PROMPT:
Your reply should hold only the lines from the records below where "price" occurs.

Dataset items
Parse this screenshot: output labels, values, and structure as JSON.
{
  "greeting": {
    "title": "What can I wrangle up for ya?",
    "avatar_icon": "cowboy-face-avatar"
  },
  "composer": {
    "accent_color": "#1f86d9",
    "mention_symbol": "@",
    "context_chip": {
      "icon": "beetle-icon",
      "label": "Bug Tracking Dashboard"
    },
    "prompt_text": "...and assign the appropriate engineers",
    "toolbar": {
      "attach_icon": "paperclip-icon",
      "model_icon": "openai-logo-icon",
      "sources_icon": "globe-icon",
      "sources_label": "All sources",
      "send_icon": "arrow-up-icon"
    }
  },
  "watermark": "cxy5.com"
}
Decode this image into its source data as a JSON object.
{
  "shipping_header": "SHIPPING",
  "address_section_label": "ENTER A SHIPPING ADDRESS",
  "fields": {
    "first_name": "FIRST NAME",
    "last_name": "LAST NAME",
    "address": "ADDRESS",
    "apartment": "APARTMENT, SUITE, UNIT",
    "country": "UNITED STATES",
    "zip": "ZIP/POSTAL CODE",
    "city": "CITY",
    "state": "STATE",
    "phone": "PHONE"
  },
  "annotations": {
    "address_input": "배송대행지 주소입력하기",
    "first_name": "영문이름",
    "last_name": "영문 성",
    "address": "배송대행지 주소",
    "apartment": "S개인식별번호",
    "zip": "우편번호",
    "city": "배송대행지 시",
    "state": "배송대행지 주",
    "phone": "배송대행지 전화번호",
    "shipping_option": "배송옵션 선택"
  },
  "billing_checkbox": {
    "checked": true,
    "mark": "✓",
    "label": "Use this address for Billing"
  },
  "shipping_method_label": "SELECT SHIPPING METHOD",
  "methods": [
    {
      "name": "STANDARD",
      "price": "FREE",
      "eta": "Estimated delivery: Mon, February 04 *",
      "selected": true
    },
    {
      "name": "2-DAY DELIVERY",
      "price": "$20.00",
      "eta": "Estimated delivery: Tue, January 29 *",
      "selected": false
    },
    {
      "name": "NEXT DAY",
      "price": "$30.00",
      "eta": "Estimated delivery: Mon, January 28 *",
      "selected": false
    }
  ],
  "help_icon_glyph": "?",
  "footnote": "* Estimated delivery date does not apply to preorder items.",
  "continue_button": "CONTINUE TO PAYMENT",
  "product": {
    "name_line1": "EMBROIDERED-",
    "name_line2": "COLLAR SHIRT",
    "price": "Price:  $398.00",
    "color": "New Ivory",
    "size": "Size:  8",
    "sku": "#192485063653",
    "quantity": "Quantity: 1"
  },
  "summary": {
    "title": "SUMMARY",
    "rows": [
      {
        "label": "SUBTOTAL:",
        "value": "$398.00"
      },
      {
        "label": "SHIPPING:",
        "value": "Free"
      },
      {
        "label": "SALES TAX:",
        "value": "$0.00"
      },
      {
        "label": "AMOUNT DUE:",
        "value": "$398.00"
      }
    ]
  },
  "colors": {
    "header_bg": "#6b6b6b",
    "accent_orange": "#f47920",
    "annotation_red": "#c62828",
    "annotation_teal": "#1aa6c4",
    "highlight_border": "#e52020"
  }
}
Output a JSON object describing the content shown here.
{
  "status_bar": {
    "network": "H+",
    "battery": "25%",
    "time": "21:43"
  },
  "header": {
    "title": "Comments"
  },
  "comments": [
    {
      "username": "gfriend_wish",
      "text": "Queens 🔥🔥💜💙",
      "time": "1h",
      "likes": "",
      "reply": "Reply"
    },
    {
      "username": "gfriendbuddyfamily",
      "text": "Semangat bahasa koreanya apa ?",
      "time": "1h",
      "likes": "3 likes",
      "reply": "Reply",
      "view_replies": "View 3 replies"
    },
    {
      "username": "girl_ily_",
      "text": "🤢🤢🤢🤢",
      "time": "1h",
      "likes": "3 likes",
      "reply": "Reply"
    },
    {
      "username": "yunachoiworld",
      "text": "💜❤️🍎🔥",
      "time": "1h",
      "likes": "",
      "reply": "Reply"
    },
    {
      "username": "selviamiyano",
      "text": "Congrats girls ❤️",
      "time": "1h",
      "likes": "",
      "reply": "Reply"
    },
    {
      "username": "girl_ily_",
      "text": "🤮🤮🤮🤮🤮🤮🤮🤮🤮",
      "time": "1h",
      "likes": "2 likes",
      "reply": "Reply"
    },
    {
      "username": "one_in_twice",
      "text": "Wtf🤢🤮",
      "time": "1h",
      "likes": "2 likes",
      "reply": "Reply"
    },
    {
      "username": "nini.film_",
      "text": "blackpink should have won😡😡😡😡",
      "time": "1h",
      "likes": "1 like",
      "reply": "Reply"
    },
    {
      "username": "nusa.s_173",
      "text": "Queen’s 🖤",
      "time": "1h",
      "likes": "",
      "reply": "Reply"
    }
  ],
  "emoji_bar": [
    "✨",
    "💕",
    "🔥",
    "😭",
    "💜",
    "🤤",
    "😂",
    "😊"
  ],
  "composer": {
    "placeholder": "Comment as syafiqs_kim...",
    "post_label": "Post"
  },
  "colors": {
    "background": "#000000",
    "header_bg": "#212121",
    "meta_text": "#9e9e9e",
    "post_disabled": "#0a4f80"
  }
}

REPLY TO THE TASK:
      "price": "FREE",
      "price": "$20.00",
      "price": "$30.00",
    "price": "Price:  $398.00",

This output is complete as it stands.